But the former prime minister has not handed over any messages from before April 2021 – more than a year into the pandemic – because his phone was involved in a security breach and has not been turned on since, his spokesman said.

In April 2021, it emerged that Mr Johnson’s personal mobile phone number had been freely available on the internet for 15 years, leading to concerns over the device’s security.

Mr Johnson has written to the Cabinet Office to ask whether technical support can be given so the content can be retrieved without compromising security, his spokesman added.

Documents released by the Cabinet Office also list questions put to Mr Johnson by the inquiry earlier this year, including: “In or around autumn 2020, did you state that you would rather ‘let the bodies pile high’ than order another lockdown, or words to that effect? If so, please set out the circumstances in which you made these comments.”

Mr Johnson has previously denied making the comments.

The inquiry also asked the former prime minister if he received advice to sack Matt Hancock as health secretary between January and July 2020.


Asked about the government’s legal case against the Covid inquiry, Mr Freeman told the BBC he thought the “courts will probably take the view” that Baroness Hallett is entitled to decide “what evidence she deems relevant”.

But he added that “people’s privacy is really important” and that the question of how private correspondence should be handled was a “point worth testing”.

“I would like to see a situation where the inquiry says: ‘Listen, we will wholly respect the privacy of anything that’s not related to Covid. We will redact it’,” he said.

The challenge is thought to be the first time a government has taken legal action against its own public inquiry.

Dame Deirdre Hine, who led the review into the 2009 swine flu outbreak, said the government taking legal action would be “most ill-advised”.

She told BBC Radio 4’s Today programme: “I think this is unwise on the part of the government and they have no right to withhold the documents.”

Lord Gavin Barwell, who worked as chief of staff to former prime minister Theresa May, said he thought the government was making a “bad mistake” by not handing over the full WhatsApp messages.

“We’re having the enquiry to give people confidence we’re getting to the truth.
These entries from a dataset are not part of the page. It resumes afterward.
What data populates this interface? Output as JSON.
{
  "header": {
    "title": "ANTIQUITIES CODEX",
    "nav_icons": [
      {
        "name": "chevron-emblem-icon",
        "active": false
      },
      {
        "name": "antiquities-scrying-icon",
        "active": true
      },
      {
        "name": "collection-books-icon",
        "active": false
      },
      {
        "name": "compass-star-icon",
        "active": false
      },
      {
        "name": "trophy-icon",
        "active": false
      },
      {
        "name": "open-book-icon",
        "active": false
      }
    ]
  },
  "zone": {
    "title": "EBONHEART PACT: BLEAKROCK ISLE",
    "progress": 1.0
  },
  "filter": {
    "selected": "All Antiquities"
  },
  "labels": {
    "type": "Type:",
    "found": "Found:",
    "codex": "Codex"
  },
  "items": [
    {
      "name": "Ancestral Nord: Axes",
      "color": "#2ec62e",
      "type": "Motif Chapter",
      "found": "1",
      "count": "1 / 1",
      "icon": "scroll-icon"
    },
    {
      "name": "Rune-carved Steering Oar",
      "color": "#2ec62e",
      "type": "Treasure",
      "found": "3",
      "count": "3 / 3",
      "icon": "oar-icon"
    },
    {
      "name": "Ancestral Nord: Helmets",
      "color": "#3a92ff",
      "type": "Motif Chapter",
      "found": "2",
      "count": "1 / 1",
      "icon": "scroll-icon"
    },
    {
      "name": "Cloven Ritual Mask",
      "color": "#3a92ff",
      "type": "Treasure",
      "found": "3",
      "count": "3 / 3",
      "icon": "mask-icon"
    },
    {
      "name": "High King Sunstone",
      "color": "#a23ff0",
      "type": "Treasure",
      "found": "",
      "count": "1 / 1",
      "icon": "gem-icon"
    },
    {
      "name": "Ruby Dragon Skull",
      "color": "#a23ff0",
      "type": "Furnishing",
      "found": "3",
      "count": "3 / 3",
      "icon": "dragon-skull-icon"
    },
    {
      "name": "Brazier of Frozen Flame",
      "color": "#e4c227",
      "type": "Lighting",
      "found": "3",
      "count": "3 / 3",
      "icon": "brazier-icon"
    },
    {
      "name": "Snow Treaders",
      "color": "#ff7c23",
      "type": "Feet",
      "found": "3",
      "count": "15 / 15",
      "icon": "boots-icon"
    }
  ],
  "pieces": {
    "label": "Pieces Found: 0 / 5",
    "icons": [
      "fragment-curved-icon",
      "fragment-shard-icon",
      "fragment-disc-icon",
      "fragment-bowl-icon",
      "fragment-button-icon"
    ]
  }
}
And if the government is controlling what the inquiry can and can’t see, then people are not going to get confidence in the outcome,” he told Today.

Relatives of the bereaved have expressed frustration at the government’s stance

The saga comes just two weeks before the inquiry – tasked with identifying lessons from how the pandemic was handled – is due to hold its first public hearings.

Lobby Akinnola, from the Covid-19 Bereaved Families for Justice group, expressed exasperation at the government’s decision to bring the challenge and said he feared it was part of an attempt to render the inquiry “lame”.

“I’m frustrated, I’m angry,” he told the BBC’s The World Tonight, adding that “we’re trying to understand what went wrong so we can prevent it happening again and that… is what the government is hindering.”

Opposition parties have also urged the government to comply with the inquiry’s requests.

Labour’s deputy leader, Angela Rayner, described the legal challenge as a “desperate attempt to withhold evidence” that would serve “only to undermine the Covid Inquiry”, while the Liberal Democrats called it a “kick in the teeth for bereaved families who’ve already waited far too long for answers”.